> **WORK INSTRUCTION**
Copy all the entries word for word, but omit the pictures.

> **EXERCISE INPUT**

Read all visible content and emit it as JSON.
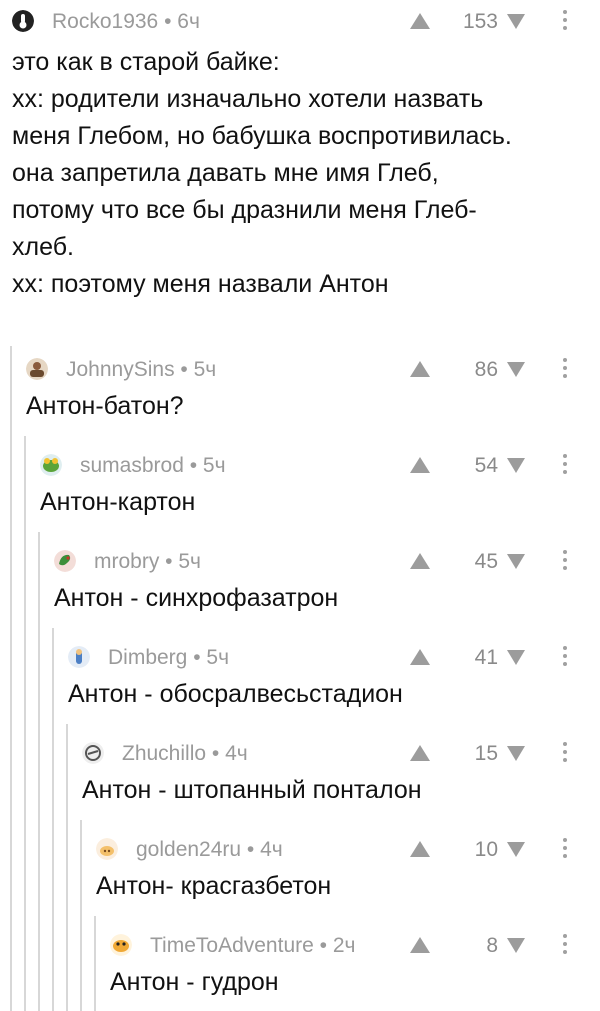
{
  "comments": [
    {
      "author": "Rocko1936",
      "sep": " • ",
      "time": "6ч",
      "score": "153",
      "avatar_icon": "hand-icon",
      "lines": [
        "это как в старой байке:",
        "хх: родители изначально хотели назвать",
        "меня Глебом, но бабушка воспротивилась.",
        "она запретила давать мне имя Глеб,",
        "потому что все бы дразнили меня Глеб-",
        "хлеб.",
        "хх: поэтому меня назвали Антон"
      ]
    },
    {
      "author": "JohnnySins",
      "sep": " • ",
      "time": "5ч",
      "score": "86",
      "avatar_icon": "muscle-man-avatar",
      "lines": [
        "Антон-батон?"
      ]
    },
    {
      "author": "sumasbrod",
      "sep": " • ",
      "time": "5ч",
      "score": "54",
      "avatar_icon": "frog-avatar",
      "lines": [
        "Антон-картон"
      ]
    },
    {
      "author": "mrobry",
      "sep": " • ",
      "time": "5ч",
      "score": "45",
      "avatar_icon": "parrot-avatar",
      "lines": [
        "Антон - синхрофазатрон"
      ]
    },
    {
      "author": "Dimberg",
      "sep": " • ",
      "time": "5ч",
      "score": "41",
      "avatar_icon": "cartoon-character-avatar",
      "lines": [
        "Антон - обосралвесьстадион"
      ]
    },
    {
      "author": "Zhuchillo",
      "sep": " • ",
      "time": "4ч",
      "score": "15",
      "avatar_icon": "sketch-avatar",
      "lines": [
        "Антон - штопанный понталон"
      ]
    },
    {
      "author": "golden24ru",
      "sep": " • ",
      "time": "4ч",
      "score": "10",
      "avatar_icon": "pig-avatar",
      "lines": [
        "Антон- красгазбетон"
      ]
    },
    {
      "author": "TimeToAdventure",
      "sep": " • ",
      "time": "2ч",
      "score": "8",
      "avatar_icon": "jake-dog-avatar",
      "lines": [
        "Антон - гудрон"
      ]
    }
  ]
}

> **FINISHED EXERCISE**
Read all visible content and emit it as JSON.
{
  "comments": [
    {
      "author": "Rocko1936",
      "sep": " • ",
      "time": "6ч",
      "score": "153",
      "avatar_icon": "hand-icon",
      "lines": [
        "это как в старой байке:",
        "хх: родители изначально хотели назвать",
        "меня Глебом, но бабушка воспротивилась.",
        "она запретила давать мне имя Глеб,",
        "потому что все бы дразнили меня Глеб-",
        "хлеб.",
        "хх: поэтому меня назвали Антон"
      ]
    },
    {
      "author": "JohnnySins",
      "sep": " • ",
      "time": "5ч",
      "score": "86",
      "avatar_icon": "muscle-man-avatar",
      "lines": [
        "Антон-батон?"
      ]
    },
    {
      "author": "sumasbrod",
      "sep": " • ",
      "time": "5ч",
      "score": "54",
      "avatar_icon": "frog-avatar",
      "lines": [
        "Антон-картон"
      ]
    },
    {
      "author": "mrobry",
      "sep": " • ",
      "time": "5ч",
      "score": "45",
      "avatar_icon": "parrot-avatar",
      "lines": [
        "Антон - синхрофазатрон"
      ]
    },
    {
      "author": "Dimberg",
      "sep": " • ",
      "time": "5ч",
      "score": "41",
      "avatar_icon": "cartoon-character-avatar",
      "lines": [
        "Антон - обосралвесьстадион"
      ]
    },
    {
      "author": "Zhuchillo",
      "sep": " • ",
      "time": "4ч",
      "score": "15",
      "avatar_icon": "sketch-avatar",
      "lines": [
        "Антон - штопанный понталон"
      ]
    },
    {
      "author": "golden24ru",
      "sep": " • ",
      "time": "4ч",
      "score": "10",
      "avatar_icon": "pig-avatar",
      "lines": [
        "Антон- красгазбетон"
      ]
    },
    {
      "author": "TimeToAdventure",
      "sep": " • ",
      "time": "2ч",
      "score": "8",
      "avatar_icon": "jake-dog-avatar",
      "lines": [
        "Антон - гудрон"
      ]
    }
  ]
}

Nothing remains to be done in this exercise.